As you probably know, Twitter has an API which allows 3rd-party developers to use Twitter’s capabilities (tweeting, reading tweets, etc.) in their own apps (think TweetDeck or Twidroyd).
As you also probably know, Twitter is a big advocate of freedom of expression, as they refused to take down Wikileak’s Twitter account during Cablegate, and they all but condemned the Egyptian government for blocking access to Twitter during the revolution when Mubarak was in power (because they really believe in open government, freedom of speech, and most importantly, Twitter users).

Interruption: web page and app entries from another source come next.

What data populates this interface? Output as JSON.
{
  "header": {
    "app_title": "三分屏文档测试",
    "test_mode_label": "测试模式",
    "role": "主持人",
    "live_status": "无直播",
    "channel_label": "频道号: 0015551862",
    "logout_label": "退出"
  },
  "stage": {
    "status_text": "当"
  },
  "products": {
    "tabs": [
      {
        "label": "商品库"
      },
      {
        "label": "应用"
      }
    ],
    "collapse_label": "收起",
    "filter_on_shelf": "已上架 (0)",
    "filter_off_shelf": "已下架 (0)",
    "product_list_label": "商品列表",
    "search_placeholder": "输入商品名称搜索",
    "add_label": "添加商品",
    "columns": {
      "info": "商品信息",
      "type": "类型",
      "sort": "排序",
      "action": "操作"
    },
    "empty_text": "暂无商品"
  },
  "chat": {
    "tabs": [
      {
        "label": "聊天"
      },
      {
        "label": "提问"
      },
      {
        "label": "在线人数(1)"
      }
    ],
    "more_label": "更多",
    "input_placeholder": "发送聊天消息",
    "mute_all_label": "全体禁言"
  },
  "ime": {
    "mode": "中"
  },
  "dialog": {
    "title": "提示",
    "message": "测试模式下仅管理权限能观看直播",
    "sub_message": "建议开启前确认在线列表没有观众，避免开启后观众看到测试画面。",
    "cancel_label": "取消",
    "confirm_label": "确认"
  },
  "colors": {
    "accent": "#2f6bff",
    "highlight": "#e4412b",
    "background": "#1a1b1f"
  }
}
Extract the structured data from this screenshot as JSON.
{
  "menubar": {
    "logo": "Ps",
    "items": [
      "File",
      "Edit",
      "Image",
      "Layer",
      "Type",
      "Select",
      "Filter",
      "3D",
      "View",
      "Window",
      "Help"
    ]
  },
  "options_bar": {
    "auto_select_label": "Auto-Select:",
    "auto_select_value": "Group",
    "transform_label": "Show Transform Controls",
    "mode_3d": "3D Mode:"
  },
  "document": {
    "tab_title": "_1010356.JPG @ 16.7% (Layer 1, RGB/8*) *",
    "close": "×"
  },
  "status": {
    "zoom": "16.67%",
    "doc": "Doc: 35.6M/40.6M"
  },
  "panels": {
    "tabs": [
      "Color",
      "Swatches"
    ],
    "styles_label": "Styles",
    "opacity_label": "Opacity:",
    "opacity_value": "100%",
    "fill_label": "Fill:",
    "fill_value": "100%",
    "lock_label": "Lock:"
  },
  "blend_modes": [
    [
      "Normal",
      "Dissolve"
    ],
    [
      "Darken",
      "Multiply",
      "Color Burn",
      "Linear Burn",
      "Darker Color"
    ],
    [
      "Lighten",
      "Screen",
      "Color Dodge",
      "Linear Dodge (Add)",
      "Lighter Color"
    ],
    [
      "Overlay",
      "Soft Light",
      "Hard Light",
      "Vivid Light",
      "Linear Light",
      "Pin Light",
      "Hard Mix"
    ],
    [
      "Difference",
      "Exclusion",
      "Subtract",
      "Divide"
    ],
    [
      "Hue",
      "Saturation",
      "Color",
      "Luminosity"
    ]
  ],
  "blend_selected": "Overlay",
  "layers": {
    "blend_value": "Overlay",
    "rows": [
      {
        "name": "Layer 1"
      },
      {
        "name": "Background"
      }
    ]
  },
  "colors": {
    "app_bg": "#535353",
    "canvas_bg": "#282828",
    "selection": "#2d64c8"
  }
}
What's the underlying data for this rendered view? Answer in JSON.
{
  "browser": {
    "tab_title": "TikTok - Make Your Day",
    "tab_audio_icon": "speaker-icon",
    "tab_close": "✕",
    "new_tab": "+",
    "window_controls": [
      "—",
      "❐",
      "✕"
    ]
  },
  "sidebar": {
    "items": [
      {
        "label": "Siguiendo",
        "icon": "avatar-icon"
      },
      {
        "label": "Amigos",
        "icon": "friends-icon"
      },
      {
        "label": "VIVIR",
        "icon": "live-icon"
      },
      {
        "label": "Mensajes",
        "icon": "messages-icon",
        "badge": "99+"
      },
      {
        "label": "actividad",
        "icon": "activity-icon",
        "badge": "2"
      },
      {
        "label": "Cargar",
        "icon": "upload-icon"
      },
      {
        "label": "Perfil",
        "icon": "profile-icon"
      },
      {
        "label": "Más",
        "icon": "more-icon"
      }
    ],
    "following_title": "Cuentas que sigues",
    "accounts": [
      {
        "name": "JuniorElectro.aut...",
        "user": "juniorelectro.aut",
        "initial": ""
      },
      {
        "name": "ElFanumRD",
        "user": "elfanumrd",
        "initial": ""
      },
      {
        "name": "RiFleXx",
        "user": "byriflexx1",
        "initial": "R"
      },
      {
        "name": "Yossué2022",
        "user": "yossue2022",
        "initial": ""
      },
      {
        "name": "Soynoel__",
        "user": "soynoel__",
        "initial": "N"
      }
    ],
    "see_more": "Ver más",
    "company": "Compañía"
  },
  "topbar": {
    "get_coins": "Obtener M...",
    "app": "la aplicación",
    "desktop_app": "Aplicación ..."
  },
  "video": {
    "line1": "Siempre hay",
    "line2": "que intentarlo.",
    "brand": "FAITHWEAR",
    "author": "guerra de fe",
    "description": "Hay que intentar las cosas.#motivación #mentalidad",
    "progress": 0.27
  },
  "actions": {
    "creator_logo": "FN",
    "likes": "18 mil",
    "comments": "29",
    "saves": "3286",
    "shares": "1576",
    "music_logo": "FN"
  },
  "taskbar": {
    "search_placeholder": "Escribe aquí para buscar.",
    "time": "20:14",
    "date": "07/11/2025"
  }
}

But, as you know, Twitter recently blocked some 3rd party applications (Twidroid, UberSocial, and others) from accessing Twitter’s API, rendering them purposeless. The Twitter applications that they blocked for several days actually control about 10% of all Twitter traffic, and that’s pretty much, kinda why Twitter shut them down.
According to Twitter spokeswoman Carolyn Penner, one of the reasons for the shutdown was: “changing of tweet content in order to make money.” What’s the point of an API if developers can’t do anything with the content from the API, exactly? The other reasons were more vague: like trademark infringement. Really, Twitter? You’ve been promoting and encouraging 3rd-party developers that use your name in some fun way in their own app and company names. Why the sudden change of heart? Most “experts” claimed that Twitter’s legal department made the push for the 3rd-party apps shutdown for this as a preemptive strike, just in case, someone actually stole Twitters’ users through Twitter…
And I think we should all just put everything on the table. That’s why they did it. Ubermedia, the company that owns all the apps that were shut down by Twitter recently, is run by tech pioneer Bill Gross (follow him on Twitter, if you’re not already). He’s the guy who pretty much came up with Google’s billion dollar ad industry concept in the 90s through a start-up he sold for north of $1B called goto.com. So, he’s pretty much a Silicon Valley wonder boy who was buying up all the 3rd party developer apps recently, and Twitter got a little nervous. So, they pretty much threw some random infringment claims UberMedia’s way and shut ’em down….
Because that’s what privately-owned entities can do: they can say: “get off my property, even though I invited you in” or “do well, but not too good, or I’m ousting you.”
There was a big uproar all throughout Twitter (and I was a part of it), and eventually Twitter restored access to UberMedia apps, but not without making a point: it’s freedom of expression, on our terms. Moreover, that, UberMedia, is kinda what it’s like to be a minority in America, in case you ever wondered.
The lesson learned here is: people can unite to make a difference, but ultimately, an API exists on someone’s server, and whoever owns that server makes the rules. Period.
Sucks. In further news, JP Morgan now owns 10% of those servers.